Entry level wage for direct support professionals in Supported Living (including Group Homes)

  • $10.26 per hour  (only 79¢ above minimum wage),which leads to 43.2% turnover
  • $9.93 in rural counties (only 46¢ above minimum wage)
  • $9.47is Washington’s minimum wage in 2015

Entry level wage for direct support professionals in State Operated setting(SOLA) doing identical work

  • $13.32 per hour, which leads to 10.7% turnover
  • 29.8% difference in entry level wages

Over the last four years, Supported Living providers have been cut twice while wages for Home Care Workers have increased.

  • 2009 budget cut funding by 3%(decreases funding for wages & benefits by $.46 to $.49 per hour)
  • 2011 budget cut funding by 1% (Decreases funding for wages & benefits by $.15 to $.16 per hour)
  • 2014 budget increased funding by 30 cents (less than half of the cuts from the previous sessions)
  • Total decrease over last five years equals $.31 to $.35 per hour

The 2014-2015 budget increased the Home Care Agency Rate by $2.00 per hour and brought the entry level Home Care Worker wage to $11.56per hour.
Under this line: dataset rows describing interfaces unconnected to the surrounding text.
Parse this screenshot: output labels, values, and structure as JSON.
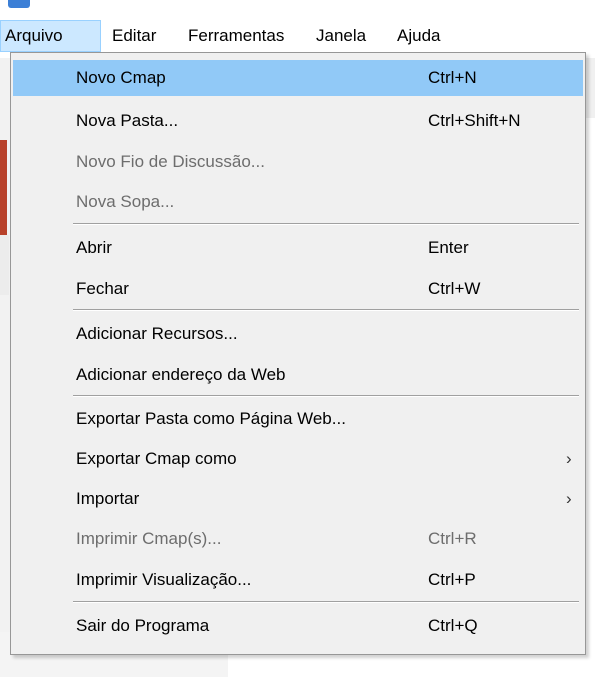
{
  "menubar": {
    "items": [
      {
        "label": "Arquivo",
        "active": true
      },
      {
        "label": "Editar"
      },
      {
        "label": "Ferramentas"
      },
      {
        "label": "Janela"
      },
      {
        "label": "Ajuda"
      }
    ]
  },
  "menu": {
    "highlight_color": "#91c9f7",
    "groups": [
      [
        {
          "label": "Novo Cmap",
          "shortcut": "Ctrl+N",
          "highlighted": true
        },
        {
          "label": "Nova Pasta...",
          "shortcut": "Ctrl+Shift+N"
        },
        {
          "label": "Novo Fio de Discussão...",
          "disabled": true
        },
        {
          "label": "Nova Sopa...",
          "disabled": true
        }
      ],
      [
        {
          "label": "Abrir",
          "shortcut": "Enter"
        },
        {
          "label": "Fechar",
          "shortcut": "Ctrl+W"
        }
      ],
      [
        {
          "label": "Adicionar Recursos..."
        },
        {
          "label": "Adicionar endereço da Web"
        }
      ],
      [
        {
          "label": "Exportar Pasta como Página Web..."
        },
        {
          "label": "Exportar Cmap como",
          "submenu": true,
          "submenu_icon": "chevron-right-icon"
        },
        {
          "label": "Importar",
          "submenu": true,
          "submenu_icon": "chevron-right-icon"
        },
        {
          "label": "Imprimir Cmap(s)...",
          "shortcut": "Ctrl+R",
          "disabled": true
        },
        {
          "label": "Imprimir Visualização...",
          "shortcut": "Ctrl+P"
        }
      ],
      [
        {
          "label": "Sair do Programa",
          "shortcut": "Ctrl+Q"
        }
      ]
    ]
  }
}
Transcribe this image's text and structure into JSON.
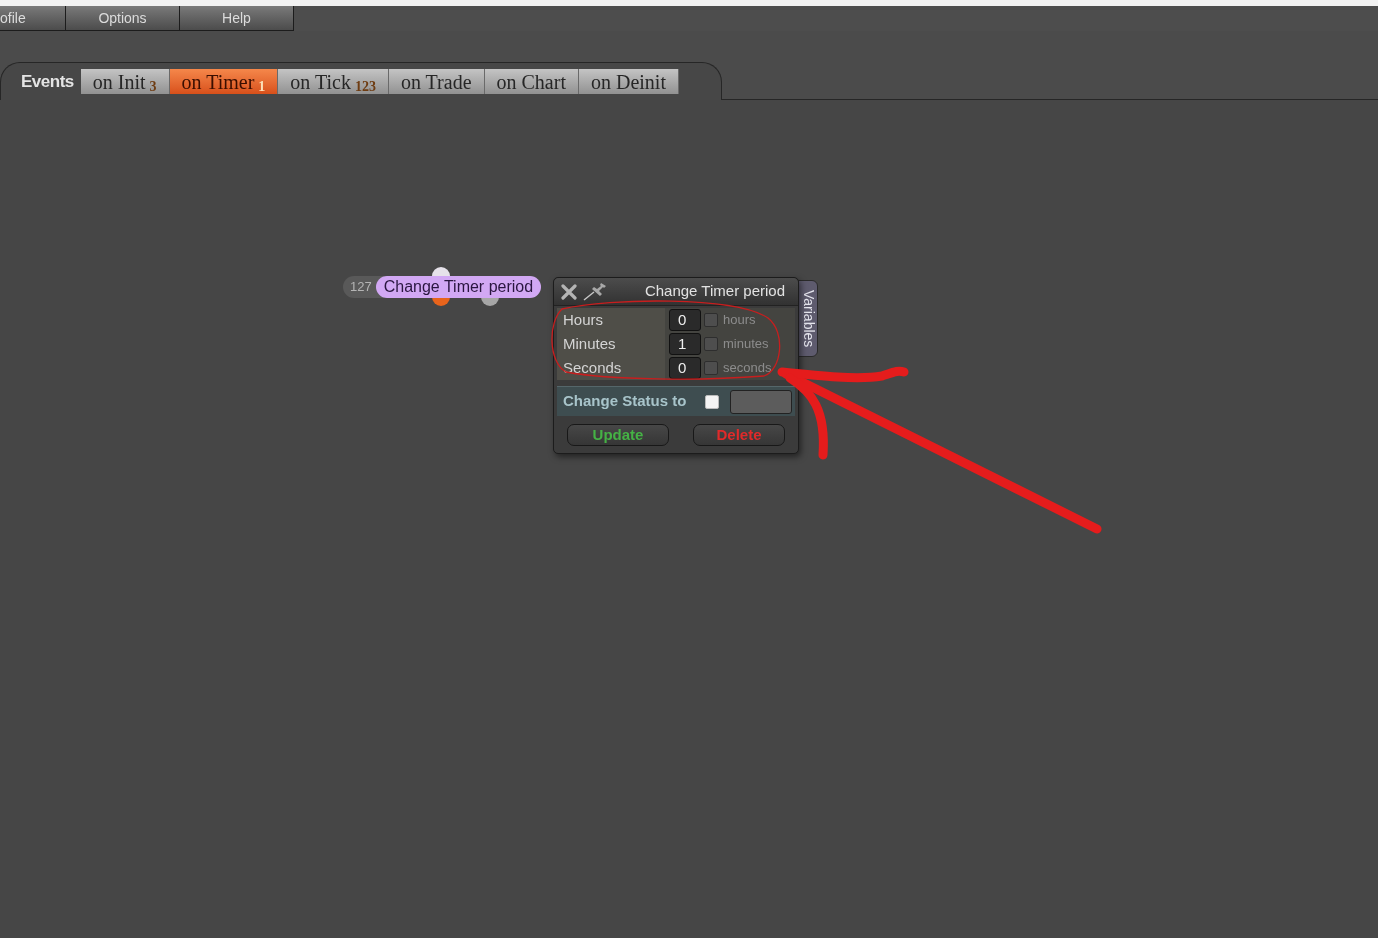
{
  "menu": [
    {
      "label": "ofile"
    },
    {
      "label": "Options"
    },
    {
      "label": "Help"
    }
  ],
  "events_bar": {
    "title": "Events",
    "tabs": [
      {
        "label": "on Init",
        "count": "3",
        "selected": false
      },
      {
        "label": "on Timer",
        "count": "1",
        "selected": true
      },
      {
        "label": "on Tick",
        "count": "123",
        "selected": false
      },
      {
        "label": "on Trade",
        "selected": false
      },
      {
        "label": "on Chart",
        "selected": false
      },
      {
        "label": "on Deinit",
        "selected": false
      }
    ]
  },
  "node": {
    "number": "127",
    "title": "Change Timer period",
    "ports": [
      {
        "color": "#e6e2ea"
      },
      {
        "color": "#e8641c"
      },
      {
        "color": "#a6a6a6"
      }
    ]
  },
  "dialog": {
    "title": "Change Timer period",
    "side_tab": "Variables",
    "fields": [
      {
        "label": "Hours",
        "value": "0",
        "checked": false,
        "unit": "hours"
      },
      {
        "label": "Minutes",
        "value": "1",
        "checked": false,
        "unit": "minutes"
      },
      {
        "label": "Seconds",
        "value": "0",
        "checked": false,
        "unit": "seconds"
      }
    ],
    "status": {
      "label": "Change Status to",
      "checked": false
    },
    "buttons": [
      {
        "label": "Update",
        "kind": "update"
      },
      {
        "label": "Delete",
        "kind": "delete"
      }
    ]
  }
}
That’s $1.30 more per hour than direct support staff working with clients with higher support needs.  The total hourly rate for Home Care Agencies is now $22.84 while the full hourly reimbursement to Supported Living Agencies averages $18.71 (includes benchmark, administrative rate, professional services and transportation), a difference of $4.13.  To reach true parity with this funding, it would require over $29M GF-S annually.

Funding must be allocated to begin to address this inequity for Direct Support Staff in Supported Living:

  • Biennium GF-S Cost = $29.9M:  An increase to the benchmark funding for Direct Support Staff of $1.00per year to be commensurate with home care workers.

Funding for direct support wages will decrease turnover and improve continuity of care for individuals with developmental disabilities.  Ensuring Direct Support Staff wages are higher than the minimum wage and commensurate with Home Care Workers recognizes the value of service that Direct Support Staff provide.

Chronic long-term underfunding of Supported Living services in Washington negatively impacts people receiving supports, their families, and direct support staff, as well as people waiting for services.  While the minimum wage continues to receive cost of living increases, the legislature has neglected to provide the same inflationary increases to supported living, resulting in inequitable funding and a significant loss in revenue for staff wages (see chart below).  Between FY 2008 and FY 2014, the average inflationary adjustment for Supported Living was -0.29%, well below other services (see chart at the bottom of the page).


Losses Due to Under-Funded Inflation for Supported Living Services in Washington



FY   2008

FY   2009

FY   2010

FY   2011

FY   2012

FY   2013

FY   2014

Inflation   Rate funded for Supported Living


– 3.00%


– 1.00%




Inflation   Rate funded for Minimum Wage
















Underfunding   of Inflation Dollars









Total 7-Year Loss of Inflationary Funds To Supported Living Services  


Estimate of General Fund State Loss


Estimate of Federal Fund Loss



Average Annual Increases 2008 – 2014

Washington Provider Systems